An espresso, please! This is the phrase with which many days begin, which surrounds business meetings or meetings with friends and which keeps you company in the afternoons when your eyes don't seem to want to stay open. But espresso could become much more than a way to recharge your batteries thanks to the caffeine it contains. In fact, espresso could become an additional ally against neurodegeneration, including Alzheimer's. This is what emerges from a very recent scientific research that appeared a few days ago in the ACS' Journal of Agricultural and Food Chemistry thanks to the work of an Italian team from the University of Verona (Tira et al, ACS' Journal of Agricultural and Food Chemistry, July 2023).
The coffee ritual is also a lot of health
Until a few years ago, drinking coffee was not seen as a healthy moment. Instead, in recent times and thanks to numerous scientific studies on the subject, coffee has gone from being a voluptuary drink to representing a precious ally for health. In fact, drinking coffee in moderation can help fight type 2 diabetes, metabolic syndrome, some types of cellular degeneration and depression. Not only that, coffee contains more than 1000 compounds that are able to counteract the damage of free radicals even in the brain, support memory and prevent neurotoxicity. Hence the idea of trying to demonstrate a possible protective action of coffee, and in particular of espresso, at the level of the brain.
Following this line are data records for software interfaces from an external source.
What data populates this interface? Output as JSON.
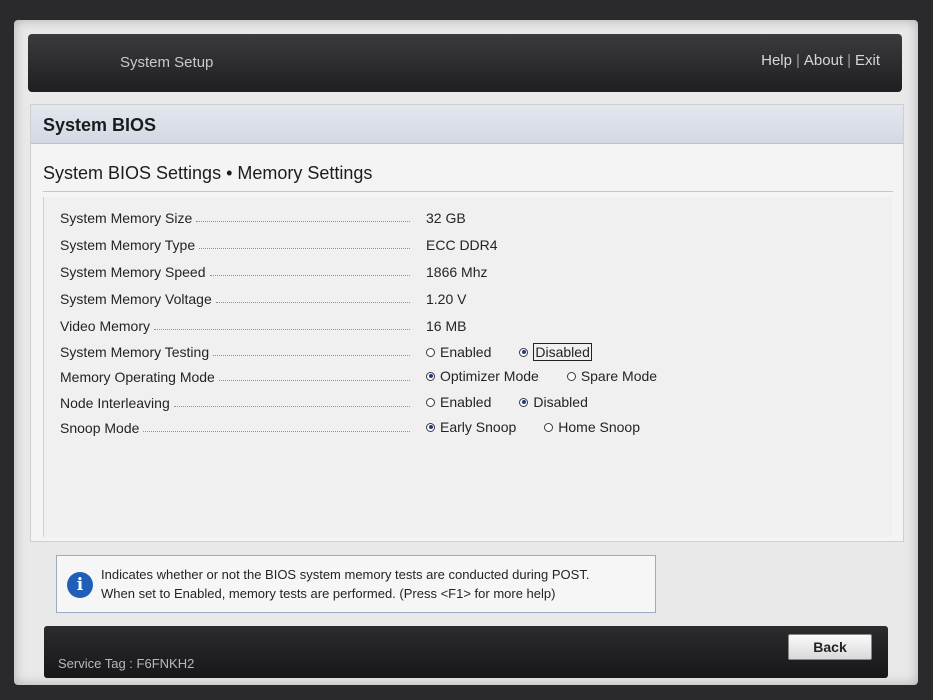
{
  "header": {
    "title": "System Setup",
    "links": [
      "Help",
      "About",
      "Exit"
    ]
  },
  "panel": {
    "heading": "System BIOS",
    "breadcrumb": "System BIOS Settings • Memory Settings"
  },
  "settings": [
    {
      "label": "System Memory Size",
      "value": "32 GB"
    },
    {
      "label": "System Memory Type",
      "value": "ECC DDR4"
    },
    {
      "label": "System Memory Speed",
      "value": "1866 Mhz"
    },
    {
      "label": "System Memory Voltage",
      "value": "1.20 V"
    },
    {
      "label": "Video Memory",
      "value": "16 MB"
    },
    {
      "label": "System Memory Testing",
      "options": [
        {
          "text": "Enabled",
          "selected": false
        },
        {
          "text": "Disabled",
          "selected": true
        }
      ]
    },
    {
      "label": "Memory Operating Mode",
      "options": [
        {
          "text": "Optimizer Mode",
          "selected": true
        },
        {
          "text": "Spare Mode",
          "selected": false
        }
      ]
    },
    {
      "label": "Node Interleaving",
      "options": [
        {
          "text": "Enabled",
          "selected": false
        },
        {
          "text": "Disabled",
          "selected": true
        }
      ]
    },
    {
      "label": "Snoop Mode",
      "options": [
        {
          "text": "Early Snoop",
          "selected": true
        },
        {
          "text": "Home Snoop",
          "selected": false
        }
      ]
    }
  ],
  "help": {
    "icon": "info-icon",
    "line1": "Indicates whether or not the BIOS system memory tests are conducted during POST.",
    "line2": "When set to Enabled, memory tests are performed. (Press <F1> for more help)"
  },
  "footer": {
    "service_tag": "Service Tag : F6FNKH2",
    "back_label": "Back"
  },
  "colors": {
    "accent": "#1f5fb8",
    "radio_fill": "#1f3c8c"
  }
}
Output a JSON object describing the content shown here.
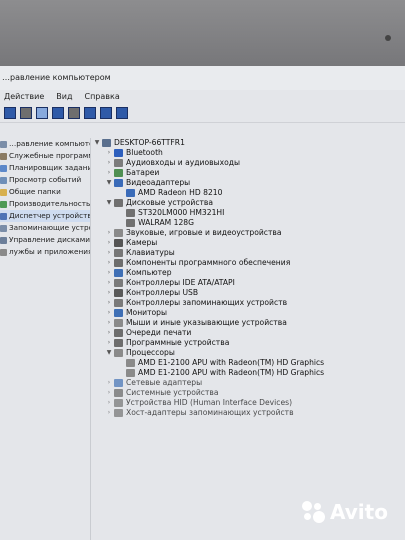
{
  "window": {
    "title": "…равление компьютером"
  },
  "menu": [
    "Действие",
    "Вид",
    "Справка"
  ],
  "left_items": [
    {
      "label": "…равление компьютером (л",
      "color": "#7a8da8",
      "selected": false
    },
    {
      "label": "Служебные программы",
      "color": "#8a7b64",
      "selected": false
    },
    {
      "label": "Планировщик заданий",
      "color": "#5c88c9",
      "selected": false
    },
    {
      "label": "Просмотр событий",
      "color": "#6f8fb8",
      "selected": false
    },
    {
      "label": "Общие папки",
      "color": "#d7b04e",
      "selected": false
    },
    {
      "label": "Производительность",
      "color": "#4f9a54",
      "selected": false
    },
    {
      "label": "Диспетчер устройств",
      "color": "#4d72b5",
      "selected": true
    },
    {
      "label": "Запоминающие устройст",
      "color": "#7a8da8",
      "selected": false
    },
    {
      "label": "Управление дисками",
      "color": "#6c7f9a",
      "selected": false
    },
    {
      "label": "лужбы и приложения",
      "color": "#8a8a8a",
      "selected": false
    }
  ],
  "tree": [
    {
      "label": "DESKTOP-66TTFR1",
      "indent": 0,
      "arrow": "▼",
      "icon": "#5a6f8e"
    },
    {
      "label": "Bluetooth",
      "indent": 1,
      "arrow": "›",
      "icon": "#2d5fbd"
    },
    {
      "label": "Аудиовходы и аудиовыходы",
      "indent": 1,
      "arrow": "›",
      "icon": "#7c7c7c"
    },
    {
      "label": "Батареи",
      "indent": 1,
      "arrow": "›",
      "icon": "#4f8f52"
    },
    {
      "label": "Видеоадаптеры",
      "indent": 1,
      "arrow": "▼",
      "icon": "#3a6bb8"
    },
    {
      "label": "AMD Radeon HD 8210",
      "indent": 2,
      "arrow": "",
      "icon": "#3a6bb8"
    },
    {
      "label": "Дисковые устройства",
      "indent": 1,
      "arrow": "▼",
      "icon": "#707070"
    },
    {
      "label": "ST320LM000 HM321HI",
      "indent": 2,
      "arrow": "",
      "icon": "#707070"
    },
    {
      "label": "WALRAM 128G",
      "indent": 2,
      "arrow": "",
      "icon": "#707070"
    },
    {
      "label": "Звуковые, игровые и видеоустройства",
      "indent": 1,
      "arrow": "›",
      "icon": "#8a8a8a"
    },
    {
      "label": "Камеры",
      "indent": 1,
      "arrow": "›",
      "icon": "#555555"
    },
    {
      "label": "Клавиатуры",
      "indent": 1,
      "arrow": "›",
      "icon": "#777777"
    },
    {
      "label": "Компоненты программного обеспечения",
      "indent": 1,
      "arrow": "›",
      "icon": "#6d6d6d"
    },
    {
      "label": "Компьютер",
      "indent": 1,
      "arrow": "›",
      "icon": "#3f6fb5"
    },
    {
      "label": "Контроллеры IDE ATA/ATAPI",
      "indent": 1,
      "arrow": "›",
      "icon": "#7a7a7a"
    },
    {
      "label": "Контроллеры USB",
      "indent": 1,
      "arrow": "›",
      "icon": "#5a5a5a"
    },
    {
      "label": "Контроллеры запоминающих устройств",
      "indent": 1,
      "arrow": "›",
      "icon": "#7a7a7a"
    },
    {
      "label": "Мониторы",
      "indent": 1,
      "arrow": "›",
      "icon": "#3f6fb5"
    },
    {
      "label": "Мыши и иные указывающие устройства",
      "indent": 1,
      "arrow": "›",
      "icon": "#8a8a8a"
    },
    {
      "label": "Очереди печати",
      "indent": 1,
      "arrow": "›",
      "icon": "#6d6d6d"
    },
    {
      "label": "Программные устройства",
      "indent": 1,
      "arrow": "›",
      "icon": "#6d6d6d"
    },
    {
      "label": "Процессоры",
      "indent": 1,
      "arrow": "▼",
      "icon": "#8a8a8a"
    },
    {
      "label": "AMD E1-2100 APU with Radeon(TM) HD Graphics",
      "indent": 2,
      "arrow": "",
      "icon": "#8a8a8a"
    },
    {
      "label": "AMD E1-2100 APU with Radeon(TM) HD Graphics",
      "indent": 2,
      "arrow": "",
      "icon": "#8a8a8a"
    },
    {
      "label": "Сетевые адаптеры",
      "indent": 1,
      "arrow": "›",
      "icon": "#4d79b8"
    },
    {
      "label": "Системные устройства",
      "indent": 1,
      "arrow": "›",
      "icon": "#6d6d6d"
    },
    {
      "label": "Устройства HID (Human Interface Devices)",
      "indent": 1,
      "arrow": "›",
      "icon": "#7a7a7a"
    },
    {
      "label": "Хост-адаптеры запоминающих устройств",
      "indent": 1,
      "arrow": "›",
      "icon": "#7a7a7a"
    }
  ],
  "watermark": "Avito"
}
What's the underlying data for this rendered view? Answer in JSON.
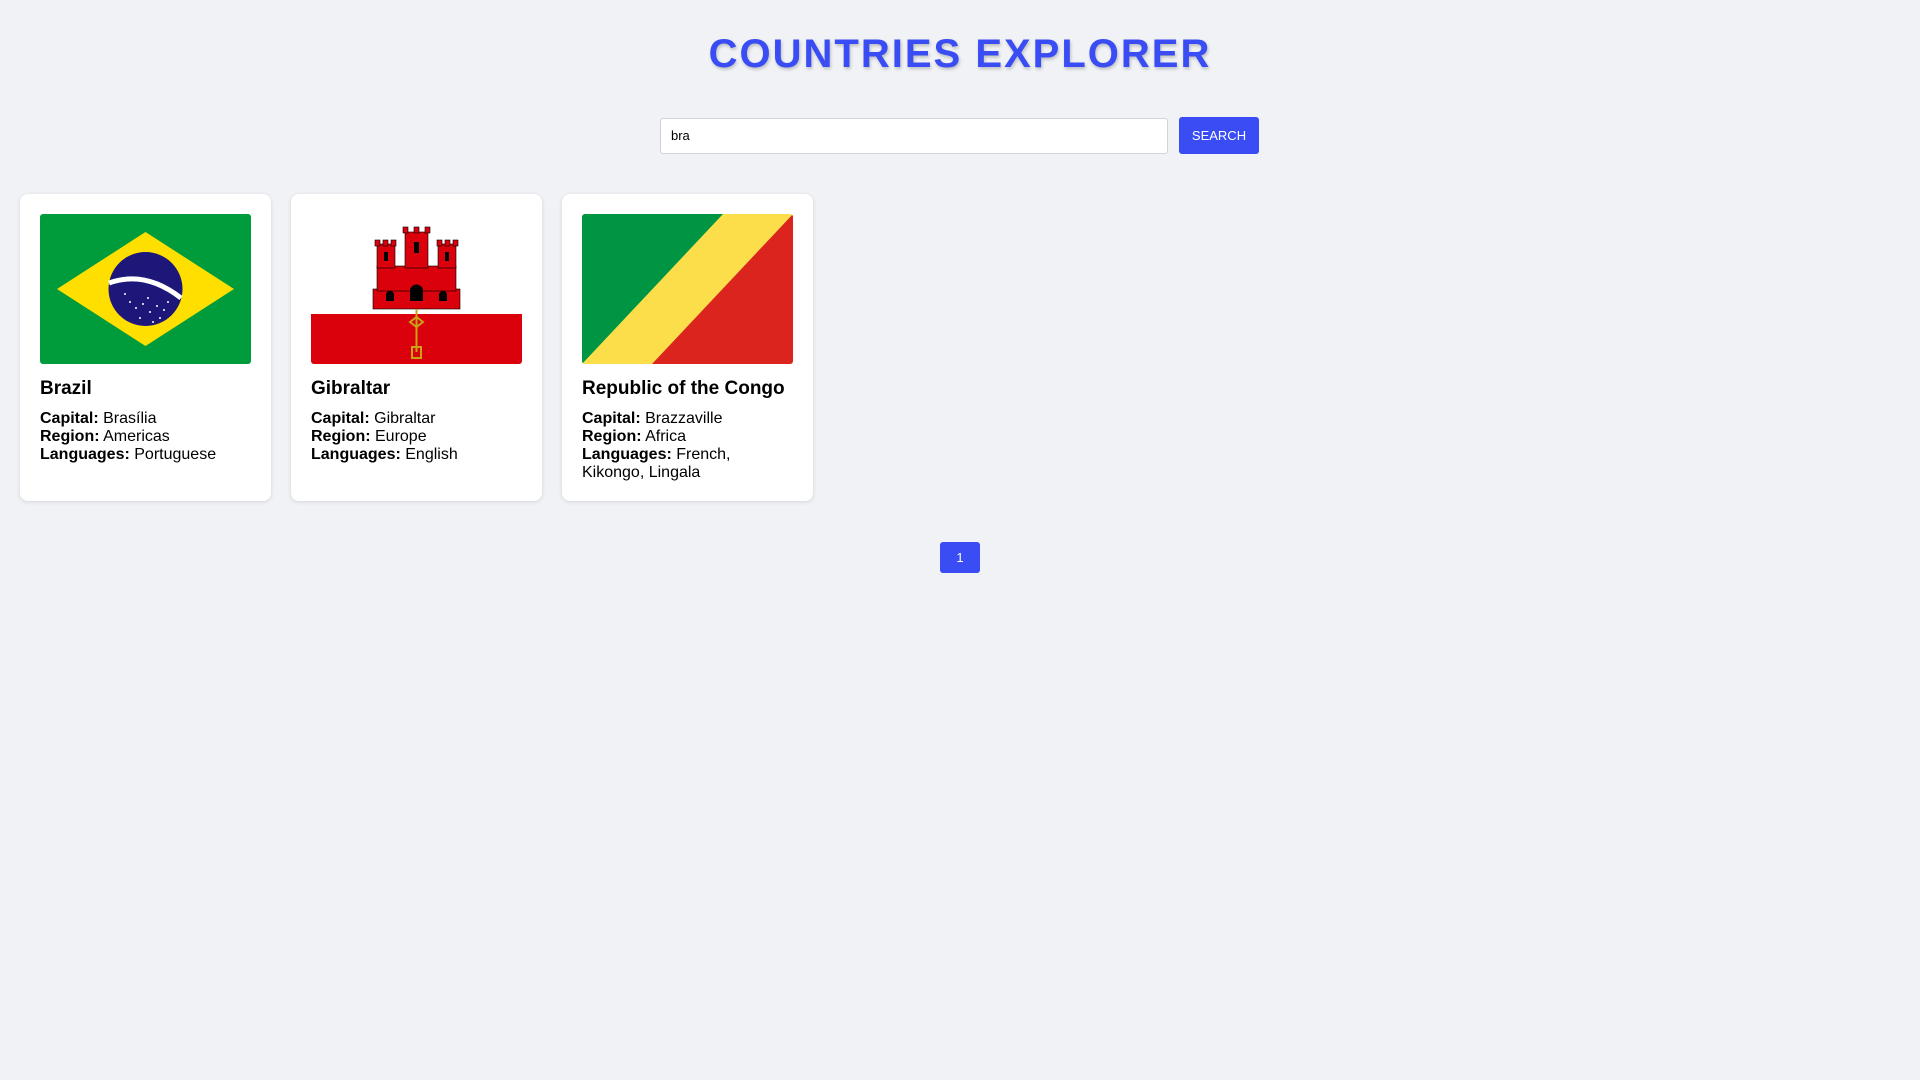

How espresso reduces the risk of neurodegeneration
Scientists have studied the composition of espresso through techniques such as nuclear magnetic resonance spectroscopy.
Then, the researchers isolated compounds from the espresso that they believed could be considered interesting candidates for a possible neuroprotective action, in particular caffeine, trigonelline, genistein and theobromine. These substances and espresso extracts were then placed in contact with tau proteins for 40 hours. Tau proteins are proteins that, in a healthy brain, help stabilize brain structure. In some circumstances, however, these proteins can form aggregates that are neurotoxic, thus paving the way for degenerative diseases such as Alzheimer's. Well, what has emerged is that caffeine, genistein and coffee extracts have been able to inhibit the formation of tau protein aggregates, or in any case to reduce their size. Even if the size of the tau protein aggregates is reduced, this is a noteworthy result since small aggregates are not toxic to neurons, plus they do not act as a magnet for other tau proteins and for the formation of larger and more harmful aggregates.
The research is just beginning and a lot of work will have to be done, but in the meantime the results are really important and promising, capable of paving the way for future treatments to protect the brain and cognitive functionality. While waiting for science to take its course, we now know that an espresso is good for health, it not only protects the heart and mood but also the brain, helping us to prevent neurotoxic protein aggregates right now. The important thing, however, is also not to overload our coffee with sugar or other sweeteners, which could limit its beneficial effects.